- [Work task] Review the material line by line. Identify and copy every line that contains the string "title".

___ Data for processing ___

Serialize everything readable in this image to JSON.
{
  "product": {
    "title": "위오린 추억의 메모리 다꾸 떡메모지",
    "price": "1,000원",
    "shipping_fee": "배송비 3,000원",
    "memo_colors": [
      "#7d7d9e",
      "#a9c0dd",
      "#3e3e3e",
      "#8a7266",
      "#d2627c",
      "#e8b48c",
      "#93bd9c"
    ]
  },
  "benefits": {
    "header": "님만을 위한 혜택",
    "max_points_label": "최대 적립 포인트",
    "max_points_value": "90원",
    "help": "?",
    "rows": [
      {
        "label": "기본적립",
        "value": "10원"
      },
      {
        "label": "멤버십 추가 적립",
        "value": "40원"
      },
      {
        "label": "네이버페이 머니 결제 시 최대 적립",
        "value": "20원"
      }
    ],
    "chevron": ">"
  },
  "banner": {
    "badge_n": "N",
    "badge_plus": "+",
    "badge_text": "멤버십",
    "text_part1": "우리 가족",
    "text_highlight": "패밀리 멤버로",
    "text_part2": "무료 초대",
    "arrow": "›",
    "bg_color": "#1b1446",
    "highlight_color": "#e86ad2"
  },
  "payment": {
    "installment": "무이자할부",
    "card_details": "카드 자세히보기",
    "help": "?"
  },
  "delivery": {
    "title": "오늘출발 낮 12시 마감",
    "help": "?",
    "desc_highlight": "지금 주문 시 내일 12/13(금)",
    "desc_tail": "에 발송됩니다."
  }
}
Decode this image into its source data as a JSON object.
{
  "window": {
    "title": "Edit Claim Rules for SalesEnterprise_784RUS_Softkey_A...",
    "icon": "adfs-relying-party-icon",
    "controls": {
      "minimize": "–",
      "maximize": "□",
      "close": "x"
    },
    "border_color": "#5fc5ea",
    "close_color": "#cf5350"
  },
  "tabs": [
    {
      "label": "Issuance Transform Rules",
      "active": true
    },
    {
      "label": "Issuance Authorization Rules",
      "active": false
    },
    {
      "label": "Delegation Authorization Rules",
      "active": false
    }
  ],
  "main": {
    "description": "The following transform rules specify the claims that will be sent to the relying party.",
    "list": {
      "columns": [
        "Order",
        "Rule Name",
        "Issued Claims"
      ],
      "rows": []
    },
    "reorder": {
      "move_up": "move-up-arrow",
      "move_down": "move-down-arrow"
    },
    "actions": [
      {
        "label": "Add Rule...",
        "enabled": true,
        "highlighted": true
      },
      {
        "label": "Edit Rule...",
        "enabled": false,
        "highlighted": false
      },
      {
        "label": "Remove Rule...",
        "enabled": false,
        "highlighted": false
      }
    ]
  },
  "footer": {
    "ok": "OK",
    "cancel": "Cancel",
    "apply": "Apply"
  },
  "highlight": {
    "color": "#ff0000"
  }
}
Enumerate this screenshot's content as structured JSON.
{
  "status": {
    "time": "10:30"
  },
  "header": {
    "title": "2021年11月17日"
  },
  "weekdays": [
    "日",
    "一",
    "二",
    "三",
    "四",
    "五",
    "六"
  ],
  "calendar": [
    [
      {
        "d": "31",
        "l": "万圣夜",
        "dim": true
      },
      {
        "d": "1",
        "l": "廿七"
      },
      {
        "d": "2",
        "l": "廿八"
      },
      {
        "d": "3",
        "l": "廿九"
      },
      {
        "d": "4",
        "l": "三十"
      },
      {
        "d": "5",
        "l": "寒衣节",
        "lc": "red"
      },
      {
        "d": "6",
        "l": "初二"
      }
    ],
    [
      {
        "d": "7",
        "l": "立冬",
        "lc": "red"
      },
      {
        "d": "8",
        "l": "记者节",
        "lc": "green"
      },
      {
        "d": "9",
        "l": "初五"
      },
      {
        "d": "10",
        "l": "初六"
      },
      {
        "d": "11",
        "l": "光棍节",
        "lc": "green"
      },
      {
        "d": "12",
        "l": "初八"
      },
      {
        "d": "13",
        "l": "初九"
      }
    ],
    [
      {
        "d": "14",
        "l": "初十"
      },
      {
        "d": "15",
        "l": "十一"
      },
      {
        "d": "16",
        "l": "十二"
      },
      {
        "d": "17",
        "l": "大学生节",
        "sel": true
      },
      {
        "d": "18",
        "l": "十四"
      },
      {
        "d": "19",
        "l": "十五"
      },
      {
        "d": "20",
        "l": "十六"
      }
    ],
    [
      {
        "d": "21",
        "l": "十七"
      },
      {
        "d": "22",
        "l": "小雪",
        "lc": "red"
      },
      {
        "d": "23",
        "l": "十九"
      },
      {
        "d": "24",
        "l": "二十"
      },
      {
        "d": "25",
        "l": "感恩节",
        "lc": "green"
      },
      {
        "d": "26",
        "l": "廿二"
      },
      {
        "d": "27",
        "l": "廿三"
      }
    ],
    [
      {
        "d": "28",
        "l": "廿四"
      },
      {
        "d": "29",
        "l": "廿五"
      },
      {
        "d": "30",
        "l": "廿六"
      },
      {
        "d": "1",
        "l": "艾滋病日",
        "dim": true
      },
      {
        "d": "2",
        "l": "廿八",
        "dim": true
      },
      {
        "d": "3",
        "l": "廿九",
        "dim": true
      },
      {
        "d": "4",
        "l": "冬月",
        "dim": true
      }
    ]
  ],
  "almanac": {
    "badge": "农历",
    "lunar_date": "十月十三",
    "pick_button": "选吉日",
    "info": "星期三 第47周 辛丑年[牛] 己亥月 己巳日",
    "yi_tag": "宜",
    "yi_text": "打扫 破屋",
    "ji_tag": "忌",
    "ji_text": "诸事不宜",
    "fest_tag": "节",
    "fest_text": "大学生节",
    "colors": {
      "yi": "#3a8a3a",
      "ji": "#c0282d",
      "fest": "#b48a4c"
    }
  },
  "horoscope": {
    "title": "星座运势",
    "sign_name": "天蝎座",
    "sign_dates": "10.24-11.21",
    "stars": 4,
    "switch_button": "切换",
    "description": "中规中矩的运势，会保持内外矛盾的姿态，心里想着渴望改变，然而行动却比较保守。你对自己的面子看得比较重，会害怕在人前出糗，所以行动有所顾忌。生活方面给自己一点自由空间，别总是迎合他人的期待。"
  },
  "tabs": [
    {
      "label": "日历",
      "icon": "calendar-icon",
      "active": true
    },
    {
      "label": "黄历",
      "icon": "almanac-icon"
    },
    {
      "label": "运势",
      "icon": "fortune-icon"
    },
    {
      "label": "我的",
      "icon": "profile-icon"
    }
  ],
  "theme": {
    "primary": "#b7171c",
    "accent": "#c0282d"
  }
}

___

- [Solved problem]
    "title": "위오린 추억의 메모리 다꾸 떡메모지",
    "title": "오늘출발 낮 12시 마감",
    "title": "Edit Claim Rules for SalesEnterprise_784RUS_Softkey_A...",
    "title": "2021年11月17日"
    "title": "星座运势",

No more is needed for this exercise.